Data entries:

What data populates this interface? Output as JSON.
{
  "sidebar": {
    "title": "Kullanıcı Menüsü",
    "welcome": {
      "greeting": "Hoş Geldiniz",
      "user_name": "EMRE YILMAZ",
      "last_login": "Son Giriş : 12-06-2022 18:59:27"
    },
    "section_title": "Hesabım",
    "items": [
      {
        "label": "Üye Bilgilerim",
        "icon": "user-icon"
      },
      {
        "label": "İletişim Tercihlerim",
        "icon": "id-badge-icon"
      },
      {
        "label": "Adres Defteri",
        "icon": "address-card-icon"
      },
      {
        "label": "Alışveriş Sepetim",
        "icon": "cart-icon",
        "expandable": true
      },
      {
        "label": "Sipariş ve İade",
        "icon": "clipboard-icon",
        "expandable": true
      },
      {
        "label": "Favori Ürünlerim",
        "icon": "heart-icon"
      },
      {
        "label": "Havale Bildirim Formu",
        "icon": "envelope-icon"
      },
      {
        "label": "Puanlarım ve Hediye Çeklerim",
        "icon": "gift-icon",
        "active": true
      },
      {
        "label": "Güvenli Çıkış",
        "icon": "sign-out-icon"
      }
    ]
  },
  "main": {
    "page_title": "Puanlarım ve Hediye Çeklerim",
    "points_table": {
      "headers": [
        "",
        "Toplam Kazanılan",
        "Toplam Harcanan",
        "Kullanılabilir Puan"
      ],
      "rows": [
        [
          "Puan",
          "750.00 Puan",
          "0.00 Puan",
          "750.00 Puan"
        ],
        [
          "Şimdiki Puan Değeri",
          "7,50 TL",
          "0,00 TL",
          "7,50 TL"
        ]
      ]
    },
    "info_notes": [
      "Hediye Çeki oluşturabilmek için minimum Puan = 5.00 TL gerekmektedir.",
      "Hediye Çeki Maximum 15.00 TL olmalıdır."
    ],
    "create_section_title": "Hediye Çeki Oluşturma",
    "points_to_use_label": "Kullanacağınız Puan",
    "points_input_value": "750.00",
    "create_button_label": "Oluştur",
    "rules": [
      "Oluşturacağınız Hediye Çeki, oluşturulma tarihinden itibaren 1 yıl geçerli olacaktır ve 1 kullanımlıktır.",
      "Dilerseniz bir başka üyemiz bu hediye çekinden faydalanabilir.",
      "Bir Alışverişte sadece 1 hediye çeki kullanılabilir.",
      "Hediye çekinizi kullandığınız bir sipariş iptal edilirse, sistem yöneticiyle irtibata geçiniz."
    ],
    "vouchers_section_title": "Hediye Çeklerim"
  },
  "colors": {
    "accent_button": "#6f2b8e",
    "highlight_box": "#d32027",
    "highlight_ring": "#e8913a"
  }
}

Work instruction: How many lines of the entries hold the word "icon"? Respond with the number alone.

Exercise answer: 9